It's just so tempting to think that creating an outdoor readable screen is all about brightness. When combatting the blazing light of the sun, what else is there to do but fight back? Fight fire with fire and make the screen brighter!
This approach is partly correct, but it is definitely not the whole story. It is fundamentally correct that a brighter screen will be more readable; therefore, increasing the brightness of the screen is an essential part of the equation. However, increase it too much, and you run into several pitfalls. Most notably and predictably, increased brightness comes with a battery life penalty. Additionally, too much backlight tends to wash out the darker areas of the screen, reducing readability in normal conditions. For these reasons, it's best to take a more balanced approach.
Outdoor Readability versus Battery Life
Let's start off by setting a baseline. The average commercial screen has a maximum brightness of around 200 cd/m2 or "nits." This is plenty most of the time. However, increasing the nits to 1,000 or greater has been the traditional industry solution to create effective outdoor readability. The dilemma is that 1,000 nits gets you into trouble with respect to battery life and washes out the darker areas of the screen. If that's the case, how do we achieve the readability of a 1,000 nit screen with a lower nit count?
Enter the other major component of readability: reflectivity. What really makes a screen difficult to read outdoors is all that reflected light bouncing off the screen. When the reflectivity is greater than the backlight, the screen becomes unreadable. It should make sense that the first instinct is just to keep pumping more brightness into the backlight. However, a more elegant approach is reducing the reflected light.
There are several strategies that can be employed to control reflectivity. The first strategy is layer reduction. Screens consist of multiple layers, especially touch screens. In fact, a typical resistive touch screen has five or more reflective layers. Each of these layers reflects sunlight back at the user and adds to the problem.
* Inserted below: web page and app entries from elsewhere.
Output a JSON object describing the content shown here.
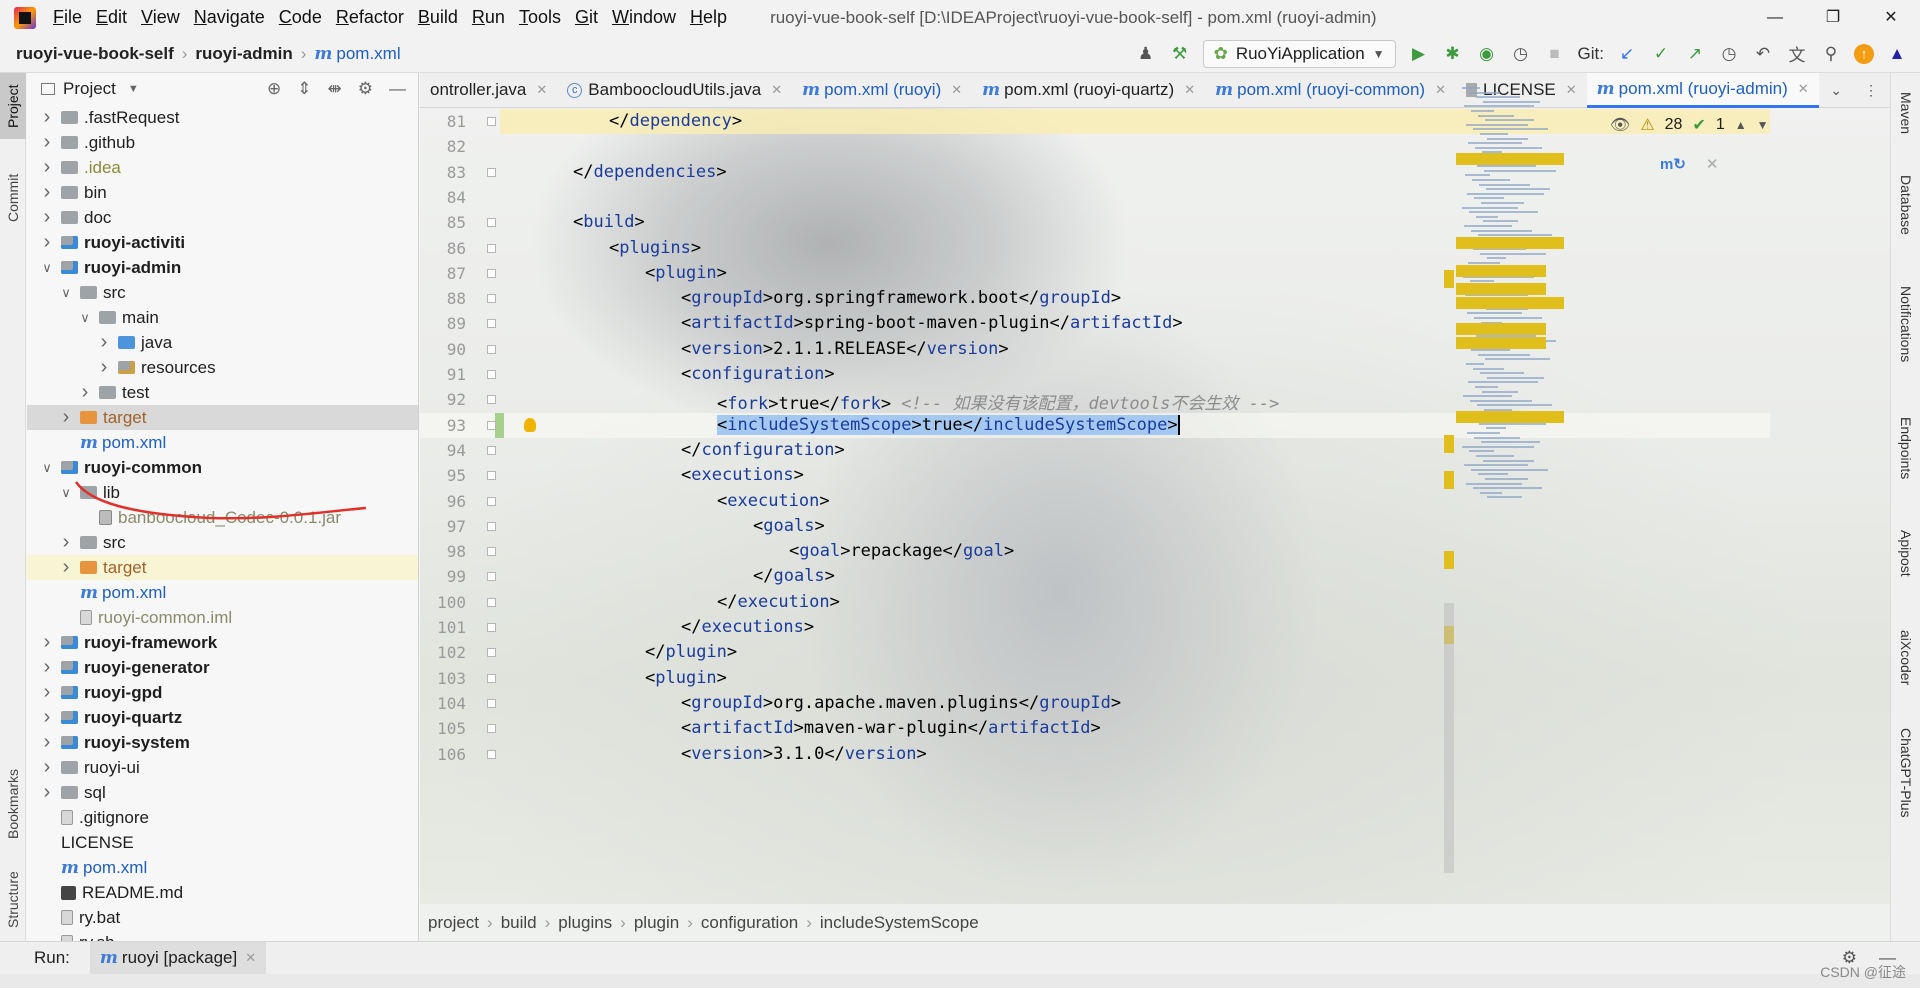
{
  "titlebar": {
    "menu": [
      "File",
      "Edit",
      "View",
      "Navigate",
      "Code",
      "Refactor",
      "Build",
      "Run",
      "Tools",
      "Git",
      "Window",
      "Help"
    ],
    "title": "ruoyi-vue-book-self [D:\\IDEAProject\\ruoyi-vue-book-self] - pom.xml (ruoyi-admin)"
  },
  "navbar": {
    "project": "ruoyi-vue-book-self",
    "module": "ruoyi-admin",
    "file": "pom.xml",
    "run_config": "RuoYiApplication",
    "git_label": "Git:"
  },
  "left_strip": {
    "tabs": [
      "Project",
      "Commit",
      "Bookmarks",
      "Structure"
    ]
  },
  "right_strip": {
    "tabs": [
      "Maven",
      "Database",
      "Notifications",
      "Endpoints",
      "Apipost",
      "aiXcoder",
      "ChatGPT-Plus"
    ]
  },
  "project_panel": {
    "title": "Project",
    "tree": [
      {
        "label": ".fastRequest",
        "depth": 1,
        "chev": "right",
        "icon": "folder",
        "style": ""
      },
      {
        "label": ".github",
        "depth": 1,
        "chev": "right",
        "icon": "folder",
        "style": ""
      },
      {
        "label": ".idea",
        "depth": 1,
        "chev": "right",
        "icon": "folder",
        "style": "muted"
      },
      {
        "label": "bin",
        "depth": 1,
        "chev": "right",
        "icon": "folder",
        "style": ""
      },
      {
        "label": "doc",
        "depth": 1,
        "chev": "right",
        "icon": "folder",
        "style": ""
      },
      {
        "label": "ruoyi-activiti",
        "depth": 1,
        "chev": "right",
        "icon": "module",
        "style": "bold"
      },
      {
        "label": "ruoyi-admin",
        "depth": 1,
        "chev": "down",
        "icon": "module",
        "style": "bold"
      },
      {
        "label": "src",
        "depth": 2,
        "chev": "down",
        "icon": "folder",
        "style": ""
      },
      {
        "label": "main",
        "depth": 3,
        "chev": "down",
        "icon": "folder",
        "style": ""
      },
      {
        "label": "java",
        "depth": 4,
        "chev": "right",
        "icon": "blue",
        "style": ""
      },
      {
        "label": "resources",
        "depth": 4,
        "chev": "right",
        "icon": "res",
        "style": ""
      },
      {
        "label": "test",
        "depth": 3,
        "chev": "right",
        "icon": "folder",
        "style": ""
      },
      {
        "label": "target",
        "depth": 2,
        "chev": "right",
        "icon": "orange",
        "style": "orange",
        "row": "sel"
      },
      {
        "label": "pom.xml",
        "depth": 2,
        "chev": "none",
        "icon": "m",
        "style": "link"
      },
      {
        "label": "ruoyi-common",
        "depth": 1,
        "chev": "down",
        "icon": "module",
        "style": "bold"
      },
      {
        "label": "lib",
        "depth": 2,
        "chev": "down",
        "icon": "folder",
        "style": ""
      },
      {
        "label": "banboocloud_Codec-0.0.1.jar",
        "depth": 3,
        "chev": "none",
        "icon": "jar",
        "style": "jar"
      },
      {
        "label": "src",
        "depth": 2,
        "chev": "right",
        "icon": "folder",
        "style": ""
      },
      {
        "label": "target",
        "depth": 2,
        "chev": "right",
        "icon": "orange",
        "style": "orange",
        "row": "hl"
      },
      {
        "label": "pom.xml",
        "depth": 2,
        "chev": "none",
        "icon": "m",
        "style": "link"
      },
      {
        "label": "ruoyi-common.iml",
        "depth": 2,
        "chev": "none",
        "icon": "file",
        "style": "jar"
      },
      {
        "label": "ruoyi-framework",
        "depth": 1,
        "chev": "right",
        "icon": "module",
        "style": "bold"
      },
      {
        "label": "ruoyi-generator",
        "depth": 1,
        "chev": "right",
        "icon": "module",
        "style": "bold"
      },
      {
        "label": "ruoyi-gpd",
        "depth": 1,
        "chev": "right",
        "icon": "module",
        "style": "bold"
      },
      {
        "label": "ruoyi-quartz",
        "depth": 1,
        "chev": "right",
        "icon": "module",
        "style": "bold"
      },
      {
        "label": "ruoyi-system",
        "depth": 1,
        "chev": "right",
        "icon": "module",
        "style": "bold"
      },
      {
        "label": "ruoyi-ui",
        "depth": 1,
        "chev": "right",
        "icon": "folder",
        "style": ""
      },
      {
        "label": "sql",
        "depth": 1,
        "chev": "right",
        "icon": "folder",
        "style": ""
      },
      {
        "label": ".gitignore",
        "depth": 1,
        "chev": "none",
        "icon": "file",
        "style": ""
      },
      {
        "label": "LICENSE",
        "depth": 1,
        "chev": "none",
        "icon": "none",
        "style": ""
      },
      {
        "label": "pom.xml",
        "depth": 1,
        "chev": "none",
        "icon": "m",
        "style": "link"
      },
      {
        "label": "README.md",
        "depth": 1,
        "chev": "none",
        "icon": "md",
        "style": ""
      },
      {
        "label": "ry.bat",
        "depth": 1,
        "chev": "none",
        "icon": "file",
        "style": ""
      },
      {
        "label": "ry.sh",
        "depth": 1,
        "chev": "none",
        "icon": "file",
        "style": ""
      }
    ]
  },
  "editor": {
    "tabs": [
      {
        "label": "ontroller.java",
        "kind": "plain",
        "active": false,
        "close": true
      },
      {
        "label": "BamboocloudUtils.java",
        "kind": "class",
        "active": false,
        "close": true
      },
      {
        "label": "pom.xml (ruoyi)",
        "kind": "pom",
        "active": false,
        "close": true
      },
      {
        "label": "pom.xml (ruoyi-quartz)",
        "kind": "pom-dark",
        "active": false,
        "close": true
      },
      {
        "label": "pom.xml (ruoyi-common)",
        "kind": "pom",
        "active": false,
        "close": true
      },
      {
        "label": "LICENSE",
        "kind": "license",
        "active": false,
        "close": true
      },
      {
        "label": "pom.xml (ruoyi-admin)",
        "kind": "pom",
        "active": true,
        "close": true
      }
    ],
    "inspections": {
      "warnings": "28",
      "ok": "1"
    },
    "lines": [
      {
        "n": "81",
        "indent": 2,
        "parts": [
          [
            "br",
            "</"
          ],
          [
            "tag",
            "dependency"
          ],
          [
            "br",
            ">"
          ]
        ],
        "bg": "yellow"
      },
      {
        "n": "82",
        "indent": 0,
        "parts": []
      },
      {
        "n": "83",
        "indent": 1,
        "parts": [
          [
            "br",
            "</"
          ],
          [
            "tag",
            "dependencies"
          ],
          [
            "br",
            ">"
          ]
        ]
      },
      {
        "n": "84",
        "indent": 0,
        "parts": []
      },
      {
        "n": "85",
        "indent": 1,
        "parts": [
          [
            "br",
            "<"
          ],
          [
            "tag",
            "build"
          ],
          [
            "br",
            ">"
          ]
        ]
      },
      {
        "n": "86",
        "indent": 2,
        "parts": [
          [
            "br",
            "<"
          ],
          [
            "tag",
            "plugins"
          ],
          [
            "br",
            ">"
          ]
        ]
      },
      {
        "n": "87",
        "indent": 3,
        "parts": [
          [
            "br",
            "<"
          ],
          [
            "tag",
            "plugin"
          ],
          [
            "br",
            ">"
          ]
        ]
      },
      {
        "n": "88",
        "indent": 4,
        "parts": [
          [
            "br",
            "<"
          ],
          [
            "tag",
            "groupId"
          ],
          [
            "br",
            ">org.springframework.boot</"
          ],
          [
            "tag",
            "groupId"
          ],
          [
            "br",
            ">"
          ]
        ]
      },
      {
        "n": "89",
        "indent": 4,
        "parts": [
          [
            "br",
            "<"
          ],
          [
            "tag",
            "artifactId"
          ],
          [
            "br",
            ">spring-boot-maven-plugin</"
          ],
          [
            "tag",
            "artifactId"
          ],
          [
            "br",
            ">"
          ]
        ]
      },
      {
        "n": "90",
        "indent": 4,
        "parts": [
          [
            "br",
            "<"
          ],
          [
            "tag",
            "version"
          ],
          [
            "br",
            ">2.1.1.RELEASE</"
          ],
          [
            "tag",
            "version"
          ],
          [
            "br",
            ">"
          ]
        ]
      },
      {
        "n": "91",
        "indent": 4,
        "parts": [
          [
            "br",
            "<"
          ],
          [
            "tag",
            "configuration"
          ],
          [
            "br",
            ">"
          ]
        ]
      },
      {
        "n": "92",
        "indent": 5,
        "parts": [
          [
            "br",
            "<"
          ],
          [
            "tag",
            "fork"
          ],
          [
            "br",
            ">true</"
          ],
          [
            "tag",
            "fork"
          ],
          [
            "br",
            "> "
          ],
          [
            "cmt",
            "<!-- 如果没有该配置，devtools不会生效 -->"
          ]
        ]
      },
      {
        "n": "93",
        "indent": 5,
        "parts": [
          [
            "br",
            "<"
          ],
          [
            "tag",
            "includeSystemScope"
          ],
          [
            "br",
            ">true</"
          ],
          [
            "tag",
            "includeSystemScope"
          ],
          [
            "br",
            ">"
          ]
        ],
        "bg": "current",
        "selected": true
      },
      {
        "n": "94",
        "indent": 4,
        "parts": [
          [
            "br",
            "</"
          ],
          [
            "tag",
            "configuration"
          ],
          [
            "br",
            ">"
          ]
        ]
      },
      {
        "n": "95",
        "indent": 4,
        "parts": [
          [
            "br",
            "<"
          ],
          [
            "tag",
            "executions"
          ],
          [
            "br",
            ">"
          ]
        ]
      },
      {
        "n": "96",
        "indent": 5,
        "parts": [
          [
            "br",
            "<"
          ],
          [
            "tag",
            "execution"
          ],
          [
            "br",
            ">"
          ]
        ]
      },
      {
        "n": "97",
        "indent": 6,
        "parts": [
          [
            "br",
            "<"
          ],
          [
            "tag",
            "goals"
          ],
          [
            "br",
            ">"
          ]
        ]
      },
      {
        "n": "98",
        "indent": 7,
        "parts": [
          [
            "br",
            "<"
          ],
          [
            "tag",
            "goal"
          ],
          [
            "br",
            ">repackage</"
          ],
          [
            "tag",
            "goal"
          ],
          [
            "br",
            ">"
          ]
        ]
      },
      {
        "n": "99",
        "indent": 6,
        "parts": [
          [
            "br",
            "</"
          ],
          [
            "tag",
            "goals"
          ],
          [
            "br",
            ">"
          ]
        ]
      },
      {
        "n": "100",
        "indent": 5,
        "parts": [
          [
            "br",
            "</"
          ],
          [
            "tag",
            "execution"
          ],
          [
            "br",
            ">"
          ]
        ]
      },
      {
        "n": "101",
        "indent": 4,
        "parts": [
          [
            "br",
            "</"
          ],
          [
            "tag",
            "executions"
          ],
          [
            "br",
            ">"
          ]
        ]
      },
      {
        "n": "102",
        "indent": 3,
        "parts": [
          [
            "br",
            "</"
          ],
          [
            "tag",
            "plugin"
          ],
          [
            "br",
            ">"
          ]
        ]
      },
      {
        "n": "103",
        "indent": 3,
        "parts": [
          [
            "br",
            "<"
          ],
          [
            "tag",
            "plugin"
          ],
          [
            "br",
            ">"
          ]
        ]
      },
      {
        "n": "104",
        "indent": 4,
        "parts": [
          [
            "br",
            "<"
          ],
          [
            "tag",
            "groupId"
          ],
          [
            "br",
            ">org.apache.maven.plugins</"
          ],
          [
            "tag",
            "groupId"
          ],
          [
            "br",
            ">"
          ]
        ]
      },
      {
        "n": "105",
        "indent": 4,
        "parts": [
          [
            "br",
            "<"
          ],
          [
            "tag",
            "artifactId"
          ],
          [
            "br",
            ">maven-war-plugin</"
          ],
          [
            "tag",
            "artifactId"
          ],
          [
            "br",
            ">"
          ]
        ]
      },
      {
        "n": "106",
        "indent": 4,
        "parts": [
          [
            "br",
            "<"
          ],
          [
            "tag",
            "version"
          ],
          [
            "br",
            ">3.1.0</"
          ],
          [
            "tag",
            "version"
          ],
          [
            "br",
            ">"
          ]
        ]
      }
    ],
    "breadcrumb": [
      "project",
      "build",
      "plugins",
      "plugin",
      "configuration",
      "includeSystemScope"
    ]
  },
  "runbar": {
    "label": "Run:",
    "tab": "ruoyi [package]"
  },
  "watermark": "CSDN @征途",
  "colors": {
    "accent": "#3574f0",
    "tag": "#1a3b9c",
    "selection": "#a5c8f0",
    "annotation": "#e0302a"
  }
}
A great way to reduce layers is bonding. By fusing two layers together and eliminating the air gap in between, two reflective surfaces are negated. The touch screen is optically bonded to the LCD, reducing the reflective surfaces from five to three.
When layers and air gaps can't be bonded or eliminated, a screen can employ a variety of filtering techniques. These include anti-reflective (AR) and anti-glare (AG) coatings. Both reduce the reflected light, but AR coatings do not diffuse these reflections while AG coatings do. Circular polarization is an example of a filtering technique that applies AR coatings to inner layers to cancel out the reflections caused by air gaps while allowing light from the LCD to pass. Filtering techniques can also be used on sub-layers within the LCD itself.
Through a combination of these techniques, it's possible to reduce reflectivity to a low enough level to enable impressive outdoor readability at less than 1,000 nits. Now, we can increase the backlight to something more reasonable like 500 or 600 nits and achieve the same result. The benefits are greater battery life and better image quality in normal viewing conditions. Increased battery life is especially compelling given that anyone using a computer outdoors is likely doing so away from a power supply, so conserving battery is very important.
Outdoor readable screens are about brightness, but also about reflectivity reduction. An effective combination of both is essential to optimizing the viewing experience. When solving problems, it's always tempting to just muscle it out with brute strength. However, there is usually a smarter and more elegant approach.
Patrick Seidensticker is Director, Rugged Mobility Marketing at Dell
- See ruggedDell Rugged Mobility
- See Dell Latitude E6420 XFR fully rugged laptop and RuggedPCReview's report on the E6420 XFR
- See Dell Latitude E6430 ATG semi-rugged laptop and RuggedPCReview's report on the E6430 ATG